Retail is never set in stone. Success in the industry, be it ecommerce or brick-and-mortar, relies understanding customers’ core values and connecting with the right technology.
Explore how physical and digital spaces can unlock amazing customer experiences (CX) in 2022.
The contact centre industry is driven by customer experiences that are easy, difficult, joyful, stressful and everything in between. It’s incredibly important to take these everyday interactions from associates and customers and quantify them in a tangible way.
Customers want to reach brands on their own terms, whenever, wherever. Chatbot and messaging capabilities are the essential tools needed to provide this 24/7, personalised customer service. But these two platforms aren’t interchangeable.

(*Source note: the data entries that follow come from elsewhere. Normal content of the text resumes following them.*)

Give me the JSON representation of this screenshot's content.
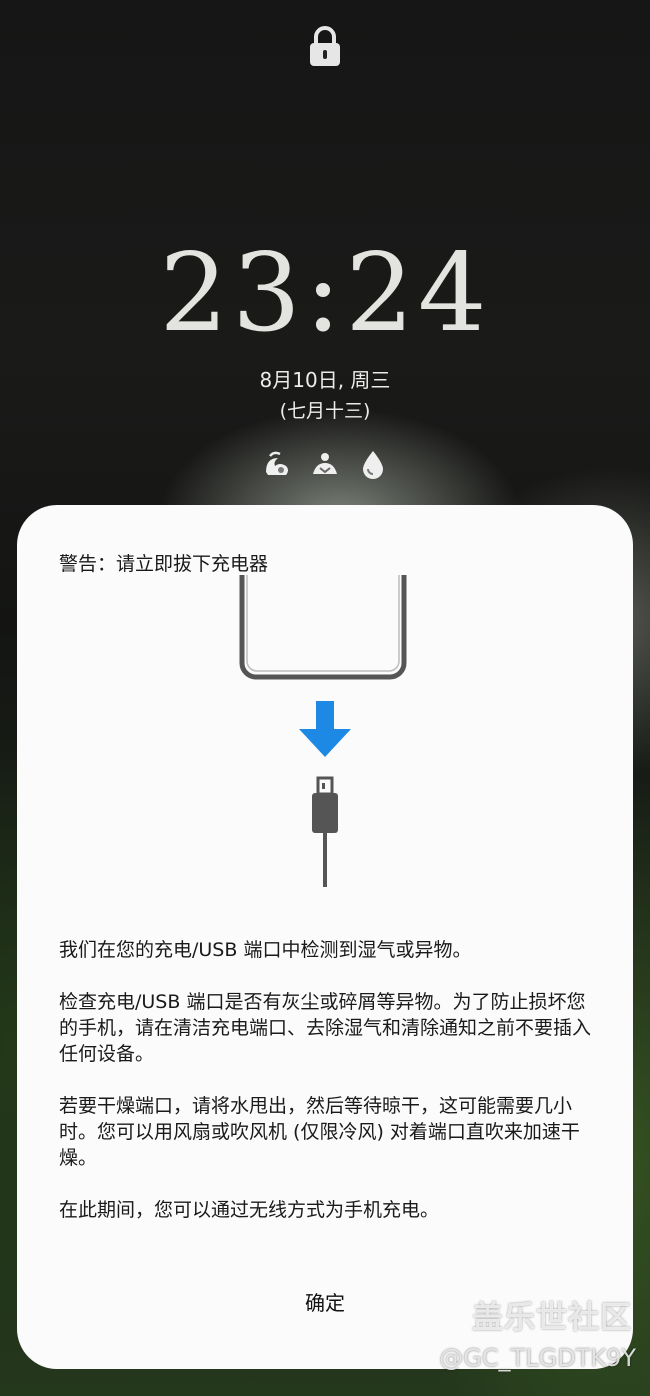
{
  "lockscreen": {
    "time": "23:24",
    "date": "8月10日, 周三",
    "lunar_date": "(七月十三)",
    "notification_icons": [
      "uc-browser-icon",
      "app-figure-icon",
      "drop-icon"
    ]
  },
  "dialog": {
    "title": "警告：请立即拔下充电器",
    "paragraphs": [
      "我们在您的充电/USB 端口中检测到湿气或异物。",
      "检查充电/USB 端口是否有灰尘或碎屑等异物。为了防止损坏您的手机，请在清洁充电端口、去除湿气和清除通知之前不要插入任何设备。",
      "若要干燥端口，请将水甩出，然后等待晾干，这可能需要几小时。您可以用风扇或吹风机 (仅限冷风) 对着端口直吹来加速干燥。",
      "在此期间，您可以通过无线方式为手机充电。"
    ],
    "confirm_label": "确定"
  },
  "watermark": {
    "site": "盖乐世社区",
    "user": "@GC_TLGDTK9Y"
  },
  "colors": {
    "arrow_blue": "#1e88e5",
    "dialog_bg": "#fbfbfb",
    "phone_outline": "#555555"
  }
}
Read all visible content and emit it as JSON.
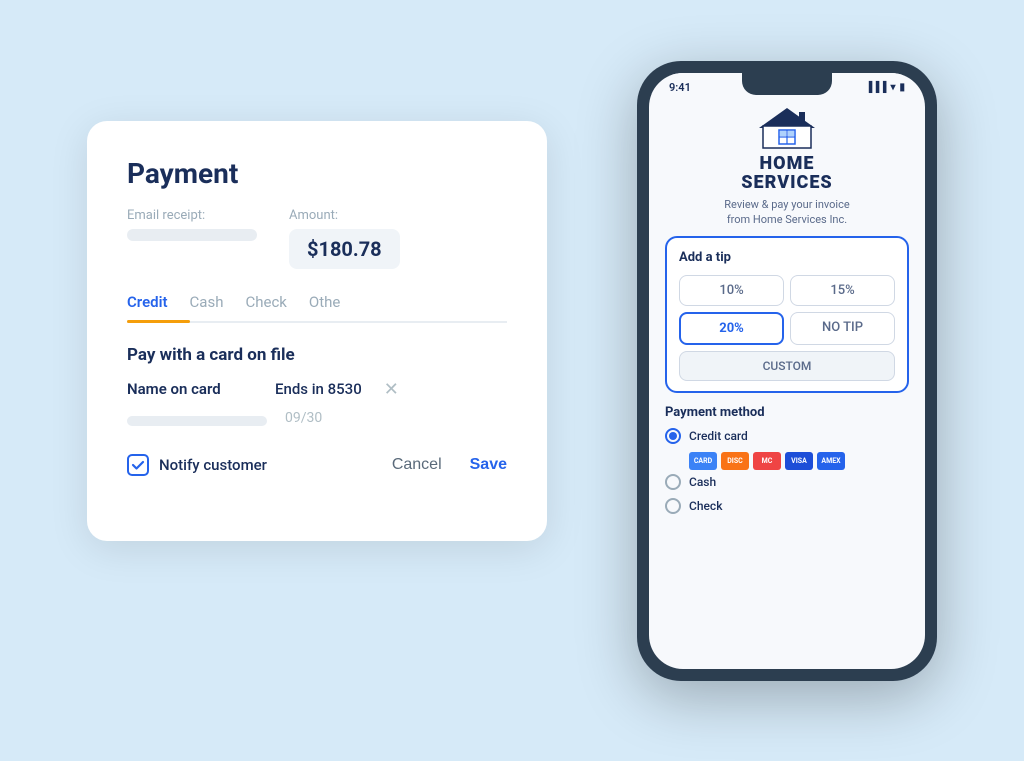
{
  "payment_card": {
    "title": "Payment",
    "email_label": "Email receipt:",
    "amount_label": "Amount:",
    "amount_value": "$180.78",
    "tabs": [
      {
        "label": "Credit",
        "active": true
      },
      {
        "label": "Cash",
        "active": false
      },
      {
        "label": "Check",
        "active": false
      },
      {
        "label": "Othe",
        "active": false
      }
    ],
    "pay_section_title": "Pay with a card on file",
    "card_name_label": "Name on card",
    "card_ends_label": "Ends in 8530",
    "expiry_value": "09/30",
    "notify_label": "Notify customer",
    "cancel_label": "Cancel",
    "save_label": "Save"
  },
  "phone": {
    "status_time": "9:41",
    "brand_name": "HOME\nSERVICES",
    "brand_tagline": "Review & pay your invoice\nfrom Home Services Inc.",
    "tip_section_title": "Add a tip",
    "tip_options": [
      {
        "label": "10%",
        "active": false
      },
      {
        "label": "15%",
        "active": false
      },
      {
        "label": "20%",
        "active": true
      },
      {
        "label": "NO TIP",
        "active": false
      },
      {
        "label": "CUSTOM",
        "active": false,
        "custom": true
      }
    ],
    "payment_method_title": "Payment method",
    "payment_options": [
      {
        "label": "Credit card",
        "selected": true
      },
      {
        "label": "Cash",
        "selected": false
      },
      {
        "label": "Check",
        "selected": false
      }
    ]
  }
}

Know where you stand – and where to improve – with a CX maturity assessment
Great customer experiences are seamless, effortless, and key to any brand’s success. But while many companies acknowledge the crucial role CX plays, many struggle to deliver experiences that meet or exceed customers’ expectations.
In today’s uncertain economic environment, customer experience and customer service have become critical topics. But while these terms are often used interchangeably, there are crucial differences between them.
The modern logistics industry is fast, nimble and seamless, and so should its customer experience. From start to finish, users want to stay connected and informed about their purchases.
As many sports fans know, the book (and later, movie) “Moneyball” tells the story of the Oakland Athletics’ 2002 season - specifically, how the team’s General Manager Billy Beane, saddled with the lowest salary constraint in the Major League Baseball (MLB), took the Oakland A’s to the playoffs by defying baseball’s conventional wisdom and relying on analytics.
As brands strive to offer optimal employee experiences, which in turn lead to better customer experiences, automation is one of the most valuable weapons in their arsenal.